An exact copy of all the data below is needed, without its pictures.

_ _ _ _

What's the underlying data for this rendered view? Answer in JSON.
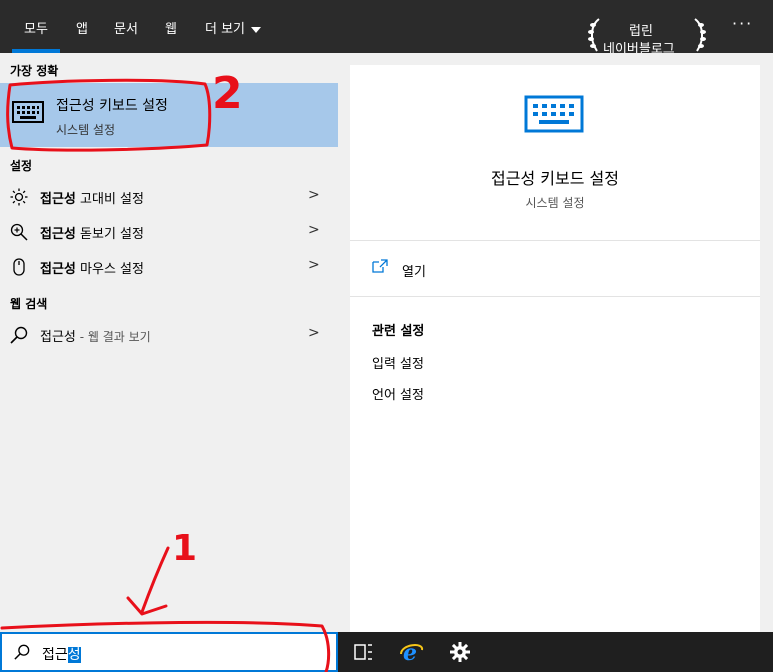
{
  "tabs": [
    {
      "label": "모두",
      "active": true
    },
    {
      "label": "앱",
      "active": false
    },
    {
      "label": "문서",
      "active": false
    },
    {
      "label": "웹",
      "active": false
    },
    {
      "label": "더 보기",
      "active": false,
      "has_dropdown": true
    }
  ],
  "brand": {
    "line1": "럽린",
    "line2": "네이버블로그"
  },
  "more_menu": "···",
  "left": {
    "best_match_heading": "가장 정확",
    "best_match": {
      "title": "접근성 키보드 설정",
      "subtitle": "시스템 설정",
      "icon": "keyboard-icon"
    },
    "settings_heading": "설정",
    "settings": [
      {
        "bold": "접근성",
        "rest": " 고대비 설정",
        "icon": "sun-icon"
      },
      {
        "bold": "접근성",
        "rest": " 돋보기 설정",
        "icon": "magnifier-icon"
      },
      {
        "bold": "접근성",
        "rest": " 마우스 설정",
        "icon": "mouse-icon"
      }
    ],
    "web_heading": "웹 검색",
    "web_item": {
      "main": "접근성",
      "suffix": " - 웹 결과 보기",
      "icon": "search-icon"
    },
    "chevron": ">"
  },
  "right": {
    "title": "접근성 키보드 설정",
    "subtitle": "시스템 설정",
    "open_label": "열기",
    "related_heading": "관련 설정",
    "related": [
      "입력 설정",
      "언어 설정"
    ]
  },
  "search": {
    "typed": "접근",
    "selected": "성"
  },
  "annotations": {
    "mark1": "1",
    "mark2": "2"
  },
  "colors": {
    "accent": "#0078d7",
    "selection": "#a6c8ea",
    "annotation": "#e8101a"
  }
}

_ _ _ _

OUTPUT BELOW>
What's the underlying data for this rendered view? Answer in JSON.
{
  "tabs": [
    {
      "label": "모두",
      "active": true
    },
    {
      "label": "앱",
      "active": false
    },
    {
      "label": "문서",
      "active": false
    },
    {
      "label": "웹",
      "active": false
    },
    {
      "label": "더 보기",
      "active": false,
      "has_dropdown": true
    }
  ],
  "brand": {
    "line1": "럽린",
    "line2": "네이버블로그"
  },
  "more_menu": "···",
  "left": {
    "best_match_heading": "가장 정확",
    "best_match": {
      "title": "접근성 키보드 설정",
      "subtitle": "시스템 설정",
      "icon": "keyboard-icon"
    },
    "settings_heading": "설정",
    "settings": [
      {
        "bold": "접근성",
        "rest": " 고대비 설정",
        "icon": "sun-icon"
      },
      {
        "bold": "접근성",
        "rest": " 돋보기 설정",
        "icon": "magnifier-icon"
      },
      {
        "bold": "접근성",
        "rest": " 마우스 설정",
        "icon": "mouse-icon"
      }
    ],
    "web_heading": "웹 검색",
    "web_item": {
      "main": "접근성",
      "suffix": " - 웹 결과 보기",
      "icon": "search-icon"
    },
    "chevron": ">"
  },
  "right": {
    "title": "접근성 키보드 설정",
    "subtitle": "시스템 설정",
    "open_label": "열기",
    "related_heading": "관련 설정",
    "related": [
      "입력 설정",
      "언어 설정"
    ]
  },
  "search": {
    "typed": "접근",
    "selected": "성"
  },
  "annotations": {
    "mark1": "1",
    "mark2": "2"
  },
  "colors": {
    "accent": "#0078d7",
    "selection": "#a6c8ea",
    "annotation": "#e8101a"
  }
}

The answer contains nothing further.